    I also think that when we use the caveat of “as far as it is translated correctly” today, we generally do so in order to excuse parts of the Bible that we find problematic, incomplete, or in conflict with our other beliefs. As times change and our sensibilities change, so too does our list of things in the Bible that we consider likely to be “translated incorrectly”. Some people hew closely to actual scholarship and an understanding of context to make their lists; others lean more directly into what the prophet and apostles are saying at any given time.

    For most of us, though, I think that there is something at play that is more than seeking a thorough understanding of the original intent. At best it is an effort to understand the original intent and then making a case for how that original intent fits into our own worldview; at worst, it is making things up or purposely twisting the words of the Bible to argue a narrative that the text clearly doesn’t support. In other words, I think we really want the Bible to be inerrant, and if we have to completely alter the original meaning or words to make it fit into our beliefs and therefore be inerrant, then so be it, and we’ll blame translational errors for the altering. If push comes to shove, I think most members would be quick to claim an uncomfortable Bible passage has translational errors rather than acknowledge a genuine disagreement between the Book of Mormon/D&C/PoGP/modern prophets and the Bible.

    As such, I chose “We’re saying that we don’t really care what the Bible says, because if we disagree with something in there, it probably was not translated correctly.”

  21. Bro. B. says:

    Buendia, that is a very interesting take. I suppose that’s what anybody does when they “liken all scripture unto us.” Whether that be with an “institutional bent” ie. reading into the text “what the prophet and apostles are saying at any given time,” or Church leaders themselves doing this with Isaiah vs. Jews making Isaiah all about the original contextual meaning of his day, or an “individual bent” to match scripture to “their own worldview.” In that case I don’t know if we want to make scripture “inerrant,” as you say, just usable. Having said that, I think there is value in an originalist point of view of scripture, similar to a Justice Clarence Thomas who wants to strip away years of patina, paint and varnish off the original US Constitution to reveal what the beauty of the original bare wood had to say.

  22. Erasmus says:

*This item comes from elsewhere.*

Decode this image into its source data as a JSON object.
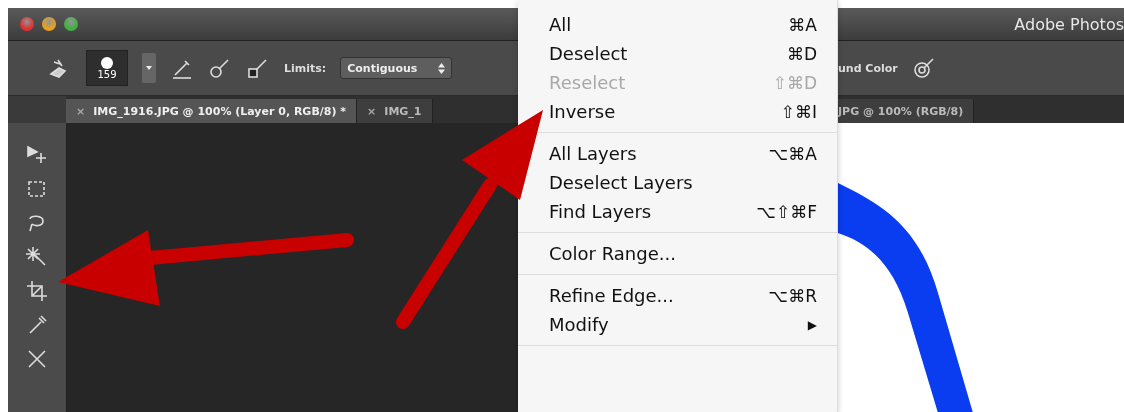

    “Literal” as commonly used is a terribly imprecise term and fairly useless, as evidenced by the discussion here. I disagree pretty strongly with Jared. On the other hand, fundamentalists pretty regularly deny that *they* are doing any interpreting. Other people interpret, but they are not. Exhibit 1, Ken Ham.